(accumulation of misfolded alpha1-AT protein in the liver)


What is the prevalance of alpha1-ATD and what is a high-risk group for this disease?

carrier freq 4%
more common in those with Northern European ancestry

is an underdiagnosed disease


What are the alleles associated with alpha1-ATD?

Wild-type M
Mutant (2) Z and S

Z = bad
S = less bad


What are the function levels of the various genotypes of alpha1-ATC?

Z/Z 10-15% of normal alpha1-AT activity
S/S 50-60%
Z/S 30-35%


Alpha1-antitrypsin (ATT or SERPINA1) is made in the liver and secreted into plasma. What does it do?

SERPINA1 (serine proteas inhibitor - serpins) is a suicide substrate

It binds to and inhibits specific serine proteases. In particular, SERPINA1 likes elastase, which is released by neutrophils in the lung.

If there is not enough SERPINA1, then too much elastase accumulates and this will destroy connective tissue (elastin) in the lung --> alveolar damage & emhysema


How many different mutant alleles are there that cause alpha1-ATD and which are the most common ones? Which chromosome does the SERPINA1 gene live on?

about 20 possible mutant alleles. S & Z are most common.
SERPINA1 lives on long arm of chr. 14


What are the particulars of the worst allele? (the Z allele)

Z allele codes for a Glu342Lys resulting in a misfolded protein.
This protein then gets stuck in the ER of liver cells.

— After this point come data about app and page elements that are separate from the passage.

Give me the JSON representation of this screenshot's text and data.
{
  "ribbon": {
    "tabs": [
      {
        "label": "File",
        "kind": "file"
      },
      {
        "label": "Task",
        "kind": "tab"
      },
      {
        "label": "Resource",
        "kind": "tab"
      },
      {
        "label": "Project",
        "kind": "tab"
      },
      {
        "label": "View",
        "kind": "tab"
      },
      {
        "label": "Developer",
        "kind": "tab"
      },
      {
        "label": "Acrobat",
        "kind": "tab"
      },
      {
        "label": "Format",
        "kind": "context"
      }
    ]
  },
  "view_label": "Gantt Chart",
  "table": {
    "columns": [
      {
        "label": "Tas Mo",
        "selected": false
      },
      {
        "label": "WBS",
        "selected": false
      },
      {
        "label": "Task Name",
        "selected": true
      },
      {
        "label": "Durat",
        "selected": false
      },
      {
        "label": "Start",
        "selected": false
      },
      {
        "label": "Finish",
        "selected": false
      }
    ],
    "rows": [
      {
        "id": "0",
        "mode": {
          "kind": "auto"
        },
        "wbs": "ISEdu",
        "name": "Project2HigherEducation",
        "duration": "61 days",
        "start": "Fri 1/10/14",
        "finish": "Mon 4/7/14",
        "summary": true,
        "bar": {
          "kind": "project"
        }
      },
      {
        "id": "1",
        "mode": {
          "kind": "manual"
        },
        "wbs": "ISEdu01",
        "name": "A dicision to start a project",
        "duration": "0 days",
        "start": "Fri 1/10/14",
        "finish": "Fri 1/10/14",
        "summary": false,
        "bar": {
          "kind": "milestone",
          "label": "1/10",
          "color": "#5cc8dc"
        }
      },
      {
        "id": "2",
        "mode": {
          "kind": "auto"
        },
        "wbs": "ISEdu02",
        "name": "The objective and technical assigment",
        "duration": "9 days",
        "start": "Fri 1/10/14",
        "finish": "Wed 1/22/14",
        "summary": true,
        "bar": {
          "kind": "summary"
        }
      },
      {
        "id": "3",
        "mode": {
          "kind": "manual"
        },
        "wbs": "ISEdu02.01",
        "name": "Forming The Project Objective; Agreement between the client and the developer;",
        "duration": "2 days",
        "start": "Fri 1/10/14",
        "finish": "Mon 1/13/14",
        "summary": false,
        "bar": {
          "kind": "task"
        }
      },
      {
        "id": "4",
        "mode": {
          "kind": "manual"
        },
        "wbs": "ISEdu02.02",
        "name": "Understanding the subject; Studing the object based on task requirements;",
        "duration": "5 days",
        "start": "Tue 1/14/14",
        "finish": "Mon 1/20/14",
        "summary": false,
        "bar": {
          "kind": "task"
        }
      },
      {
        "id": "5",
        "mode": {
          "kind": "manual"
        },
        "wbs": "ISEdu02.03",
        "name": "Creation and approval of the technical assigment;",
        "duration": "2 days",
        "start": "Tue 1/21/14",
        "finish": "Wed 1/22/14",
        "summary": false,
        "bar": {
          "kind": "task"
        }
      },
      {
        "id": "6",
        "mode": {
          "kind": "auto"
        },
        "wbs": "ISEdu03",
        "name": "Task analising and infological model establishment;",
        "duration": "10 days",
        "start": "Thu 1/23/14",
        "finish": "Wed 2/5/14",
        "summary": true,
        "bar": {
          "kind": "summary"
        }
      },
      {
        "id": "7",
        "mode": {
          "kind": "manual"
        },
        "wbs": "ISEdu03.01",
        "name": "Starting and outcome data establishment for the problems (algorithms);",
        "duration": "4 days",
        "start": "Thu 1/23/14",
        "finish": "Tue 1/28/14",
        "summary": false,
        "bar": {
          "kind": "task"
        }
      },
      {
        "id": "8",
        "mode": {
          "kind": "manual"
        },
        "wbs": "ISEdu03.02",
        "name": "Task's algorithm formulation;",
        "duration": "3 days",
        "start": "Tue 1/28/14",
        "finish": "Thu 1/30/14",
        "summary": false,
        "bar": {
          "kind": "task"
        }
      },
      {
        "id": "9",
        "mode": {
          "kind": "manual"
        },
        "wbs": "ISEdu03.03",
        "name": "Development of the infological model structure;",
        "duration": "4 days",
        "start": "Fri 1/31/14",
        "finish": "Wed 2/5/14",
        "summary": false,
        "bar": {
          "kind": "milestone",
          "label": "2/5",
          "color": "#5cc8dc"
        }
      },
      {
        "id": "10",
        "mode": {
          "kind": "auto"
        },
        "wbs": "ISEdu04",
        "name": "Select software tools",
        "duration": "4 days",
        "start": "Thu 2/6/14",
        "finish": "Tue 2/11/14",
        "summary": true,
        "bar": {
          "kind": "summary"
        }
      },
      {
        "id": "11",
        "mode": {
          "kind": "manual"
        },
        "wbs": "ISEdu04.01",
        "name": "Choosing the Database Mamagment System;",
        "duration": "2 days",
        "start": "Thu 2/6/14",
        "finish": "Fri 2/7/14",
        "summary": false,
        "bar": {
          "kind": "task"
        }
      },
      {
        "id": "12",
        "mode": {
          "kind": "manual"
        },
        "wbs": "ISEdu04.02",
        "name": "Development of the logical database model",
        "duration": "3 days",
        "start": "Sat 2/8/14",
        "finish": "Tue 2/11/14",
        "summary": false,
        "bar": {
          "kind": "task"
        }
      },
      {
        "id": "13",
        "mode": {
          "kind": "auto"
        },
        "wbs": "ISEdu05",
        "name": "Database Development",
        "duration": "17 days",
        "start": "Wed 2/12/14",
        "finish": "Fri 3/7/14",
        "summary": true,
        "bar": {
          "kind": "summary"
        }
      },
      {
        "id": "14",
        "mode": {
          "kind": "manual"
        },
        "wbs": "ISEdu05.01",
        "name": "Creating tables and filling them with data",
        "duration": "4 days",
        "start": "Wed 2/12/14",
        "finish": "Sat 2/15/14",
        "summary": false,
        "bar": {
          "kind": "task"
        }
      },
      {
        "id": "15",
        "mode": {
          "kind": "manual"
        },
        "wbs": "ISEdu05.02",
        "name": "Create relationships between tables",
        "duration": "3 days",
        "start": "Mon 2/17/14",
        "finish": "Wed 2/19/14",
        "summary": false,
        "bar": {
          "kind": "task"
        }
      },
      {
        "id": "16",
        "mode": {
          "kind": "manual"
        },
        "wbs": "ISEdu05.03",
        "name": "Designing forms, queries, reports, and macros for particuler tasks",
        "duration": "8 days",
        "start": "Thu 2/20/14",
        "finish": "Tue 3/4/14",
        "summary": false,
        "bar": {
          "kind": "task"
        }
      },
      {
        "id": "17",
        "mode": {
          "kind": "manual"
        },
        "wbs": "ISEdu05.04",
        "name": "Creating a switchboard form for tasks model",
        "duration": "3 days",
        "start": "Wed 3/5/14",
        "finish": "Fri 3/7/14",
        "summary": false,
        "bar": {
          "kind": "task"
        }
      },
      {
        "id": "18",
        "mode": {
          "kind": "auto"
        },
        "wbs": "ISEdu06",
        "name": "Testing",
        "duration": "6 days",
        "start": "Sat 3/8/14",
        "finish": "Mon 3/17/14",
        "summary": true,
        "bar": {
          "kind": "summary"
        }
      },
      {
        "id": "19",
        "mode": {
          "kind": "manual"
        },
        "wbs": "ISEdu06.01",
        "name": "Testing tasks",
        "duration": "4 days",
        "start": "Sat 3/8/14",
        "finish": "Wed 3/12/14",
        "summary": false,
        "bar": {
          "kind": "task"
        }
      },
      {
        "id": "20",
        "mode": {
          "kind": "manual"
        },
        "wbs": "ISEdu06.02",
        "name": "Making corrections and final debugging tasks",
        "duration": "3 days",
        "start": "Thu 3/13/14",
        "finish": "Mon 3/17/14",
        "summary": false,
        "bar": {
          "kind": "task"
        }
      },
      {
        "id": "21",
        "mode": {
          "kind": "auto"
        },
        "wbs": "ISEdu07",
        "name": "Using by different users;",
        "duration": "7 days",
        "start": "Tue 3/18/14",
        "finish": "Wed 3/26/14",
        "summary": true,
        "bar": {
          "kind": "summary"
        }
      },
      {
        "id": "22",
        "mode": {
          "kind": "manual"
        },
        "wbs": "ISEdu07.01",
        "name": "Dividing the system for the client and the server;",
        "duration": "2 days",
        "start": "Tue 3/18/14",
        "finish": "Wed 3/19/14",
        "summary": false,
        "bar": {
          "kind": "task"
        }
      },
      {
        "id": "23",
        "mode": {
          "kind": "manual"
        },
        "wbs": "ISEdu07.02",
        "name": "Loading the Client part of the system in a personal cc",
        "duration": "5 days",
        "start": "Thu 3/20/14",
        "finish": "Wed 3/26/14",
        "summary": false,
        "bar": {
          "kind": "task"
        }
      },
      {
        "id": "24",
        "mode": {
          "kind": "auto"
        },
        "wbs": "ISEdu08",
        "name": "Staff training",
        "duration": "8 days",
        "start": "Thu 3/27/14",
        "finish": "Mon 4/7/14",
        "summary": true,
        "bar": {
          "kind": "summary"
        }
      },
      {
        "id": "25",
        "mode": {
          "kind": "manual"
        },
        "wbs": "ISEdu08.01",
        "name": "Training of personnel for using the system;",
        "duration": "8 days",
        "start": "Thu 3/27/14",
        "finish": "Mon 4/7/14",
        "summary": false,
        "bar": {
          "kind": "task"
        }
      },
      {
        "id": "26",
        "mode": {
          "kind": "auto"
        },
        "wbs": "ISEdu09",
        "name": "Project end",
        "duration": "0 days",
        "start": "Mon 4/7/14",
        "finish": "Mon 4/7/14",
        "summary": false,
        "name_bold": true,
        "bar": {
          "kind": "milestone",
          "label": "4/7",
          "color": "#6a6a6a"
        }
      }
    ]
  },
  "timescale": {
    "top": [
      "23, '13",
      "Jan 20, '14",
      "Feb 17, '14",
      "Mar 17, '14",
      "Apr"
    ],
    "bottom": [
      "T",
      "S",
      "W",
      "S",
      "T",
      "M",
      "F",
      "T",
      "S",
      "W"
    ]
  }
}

Thus the liver is damaged (cirrhosis in addition to the lung damage). Since the protein aggregates in the liver, it never makes it to the lungs to do its job.


What are the particulars of the S allele? Why is it "less bad" than the Z allele?

S allele codes for Glu264Val which results in an unstable protein. This protein is functional but less effective --> milder symptoms


How might one go about screening for alpha1-antitrypsin deficiency?

Sequence Specific oligonucleotide probes can distinguish btwn M, S & Z alleles.

Provides accurate prenatal diagnosis.


What are the Ecogenetic factors associated with alpha1-antitrypsin deficiency?

Smoking = bad (duh)

In particular, in response to the damage caused by smoking, the body sends more neutrophils to the lung
neutrophils release elastase
---> more severe lung damage than just the normal amount of unchecked elastase.


What treatments are being developed for alpha1-antitrypsin deficiency?

Delivery of human SERPINA1 to the lungs by either intravenous infusion or aerosol inhalation


What do we call the existence of multiple mutant alleles of a single gene?

Allelic heterogeneity